WHAT YOU ARE ASKED TO DO: Report back every line below that carries the word "JSON".

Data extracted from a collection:
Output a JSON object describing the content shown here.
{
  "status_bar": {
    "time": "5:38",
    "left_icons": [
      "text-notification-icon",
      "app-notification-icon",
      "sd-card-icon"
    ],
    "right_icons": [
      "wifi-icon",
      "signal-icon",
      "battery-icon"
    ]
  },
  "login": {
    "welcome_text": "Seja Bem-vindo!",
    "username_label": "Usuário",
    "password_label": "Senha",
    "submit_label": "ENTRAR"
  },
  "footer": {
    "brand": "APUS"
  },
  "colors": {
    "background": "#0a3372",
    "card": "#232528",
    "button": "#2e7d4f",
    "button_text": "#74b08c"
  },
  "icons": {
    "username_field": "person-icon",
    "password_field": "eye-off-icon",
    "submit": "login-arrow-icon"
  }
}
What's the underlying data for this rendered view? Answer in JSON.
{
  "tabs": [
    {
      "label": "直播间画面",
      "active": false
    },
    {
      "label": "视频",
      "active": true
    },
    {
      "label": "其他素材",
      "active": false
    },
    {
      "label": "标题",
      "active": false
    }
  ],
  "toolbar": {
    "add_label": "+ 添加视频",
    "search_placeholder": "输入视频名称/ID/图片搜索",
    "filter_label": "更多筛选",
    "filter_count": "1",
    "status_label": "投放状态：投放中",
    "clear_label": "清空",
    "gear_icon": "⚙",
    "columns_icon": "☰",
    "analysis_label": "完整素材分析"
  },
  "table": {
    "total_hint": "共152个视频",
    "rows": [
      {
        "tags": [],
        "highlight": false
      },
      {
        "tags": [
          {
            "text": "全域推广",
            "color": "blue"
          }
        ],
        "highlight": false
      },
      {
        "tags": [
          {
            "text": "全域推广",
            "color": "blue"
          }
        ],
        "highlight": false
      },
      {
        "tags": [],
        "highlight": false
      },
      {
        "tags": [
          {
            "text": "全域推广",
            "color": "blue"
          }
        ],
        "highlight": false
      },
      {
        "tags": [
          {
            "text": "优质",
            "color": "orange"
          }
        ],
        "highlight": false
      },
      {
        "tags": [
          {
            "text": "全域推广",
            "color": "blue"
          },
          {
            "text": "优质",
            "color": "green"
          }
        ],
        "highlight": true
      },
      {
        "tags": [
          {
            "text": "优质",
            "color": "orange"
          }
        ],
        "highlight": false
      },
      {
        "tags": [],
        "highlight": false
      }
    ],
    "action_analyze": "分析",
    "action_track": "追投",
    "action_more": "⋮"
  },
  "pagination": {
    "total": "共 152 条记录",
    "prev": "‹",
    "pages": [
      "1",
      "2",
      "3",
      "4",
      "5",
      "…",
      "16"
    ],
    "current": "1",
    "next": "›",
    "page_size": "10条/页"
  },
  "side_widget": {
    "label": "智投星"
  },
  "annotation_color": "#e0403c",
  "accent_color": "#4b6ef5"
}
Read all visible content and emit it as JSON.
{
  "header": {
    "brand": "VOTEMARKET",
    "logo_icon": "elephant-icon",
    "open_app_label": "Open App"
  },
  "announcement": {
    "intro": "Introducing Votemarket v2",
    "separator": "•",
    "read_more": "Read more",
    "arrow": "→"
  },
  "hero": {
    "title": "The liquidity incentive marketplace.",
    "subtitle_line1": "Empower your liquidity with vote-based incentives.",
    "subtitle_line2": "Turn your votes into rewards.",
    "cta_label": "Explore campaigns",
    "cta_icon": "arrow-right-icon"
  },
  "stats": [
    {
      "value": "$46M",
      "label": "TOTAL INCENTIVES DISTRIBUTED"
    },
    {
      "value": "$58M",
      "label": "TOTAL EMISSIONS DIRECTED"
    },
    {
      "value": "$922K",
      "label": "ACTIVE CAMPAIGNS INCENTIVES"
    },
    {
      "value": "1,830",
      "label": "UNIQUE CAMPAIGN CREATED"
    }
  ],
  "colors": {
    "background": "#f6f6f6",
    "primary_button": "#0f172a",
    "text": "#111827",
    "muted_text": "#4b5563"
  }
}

RESPONSE BOX:
Output a JSON object describing the content shown here.
What's the underlying data for this rendered view? Answer in JSON.
Read all visible content and emit it as JSON.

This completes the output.